Once you have a working system, there are things you might want to do.

Page poisoning and SLUB debug

By default, Void enables slub_debug=P page_poison=1. These are hardening options and have little effect on modern hardware, but on old PowerPC Macs, the performance hit may be significant.

Therefore, you might want to remove these from /etc/default/grub and then run update-grub.

Updates

You will definitely want to update your system, especially if the live media is old. Void is a rolling distribution and therefore updates frequently. Run:

# xbps-install -Su

NTP (time syncing)

You might want to enable a time syncing daemon. This is especially important if your hardware can't keep clock. For example, you can do:

# xbps-install -S openntpd
# ln -s /etc/sv/ntpd /var/service/

There are other NTP daemons to choose from as well.
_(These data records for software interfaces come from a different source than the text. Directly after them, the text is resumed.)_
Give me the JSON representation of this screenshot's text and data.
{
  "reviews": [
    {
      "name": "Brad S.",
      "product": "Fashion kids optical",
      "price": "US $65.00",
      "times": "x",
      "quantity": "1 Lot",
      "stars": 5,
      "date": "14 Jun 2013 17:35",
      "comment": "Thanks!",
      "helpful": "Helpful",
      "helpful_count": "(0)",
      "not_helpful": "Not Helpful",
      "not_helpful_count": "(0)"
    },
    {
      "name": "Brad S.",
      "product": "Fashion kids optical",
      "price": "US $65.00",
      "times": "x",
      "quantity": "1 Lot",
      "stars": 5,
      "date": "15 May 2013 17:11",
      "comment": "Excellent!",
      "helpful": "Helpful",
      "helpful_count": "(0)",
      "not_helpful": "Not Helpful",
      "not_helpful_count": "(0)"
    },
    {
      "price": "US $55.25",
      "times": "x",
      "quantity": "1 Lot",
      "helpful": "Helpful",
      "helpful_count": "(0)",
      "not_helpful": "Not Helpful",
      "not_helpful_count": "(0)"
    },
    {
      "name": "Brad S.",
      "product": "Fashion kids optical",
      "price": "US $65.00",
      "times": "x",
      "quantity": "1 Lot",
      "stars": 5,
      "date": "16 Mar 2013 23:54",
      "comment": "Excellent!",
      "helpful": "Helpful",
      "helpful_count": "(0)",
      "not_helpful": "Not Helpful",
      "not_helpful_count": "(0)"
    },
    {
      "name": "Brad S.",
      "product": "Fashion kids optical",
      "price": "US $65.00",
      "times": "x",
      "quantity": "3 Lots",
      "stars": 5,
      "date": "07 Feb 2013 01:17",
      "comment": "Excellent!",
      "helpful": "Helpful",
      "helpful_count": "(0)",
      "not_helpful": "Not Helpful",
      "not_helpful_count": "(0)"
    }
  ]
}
Keep in mind that openntpd by default uses the https constraint feature. That means that unless your time is set to a correct value in the first place, the daemon will fail to set the date/time. Either use date to manually set a close enough date/time, or remove/comment out the constraints from line in /etc/ntpd.conf.

Logging

By default, Void comes with no logging daemon. There are different implementations available, socklog is simplistic and easy to use:

# xbps-install -S socklog-void
# ln -s /etc/sv/socklog-unix /var/service/
# ln -s /etc/sv/nanoklogd /var/service/

PopCorn

If you feel like helping us take over usage statistics in https://popcorn.voidlinux.org, install and enable PopCorn:

# xbps-install PopCorn
# ln -s /etc/sv/popcorn /var/service/

Other things

The official handbook at https://docs.voidlinux.org should come in handy.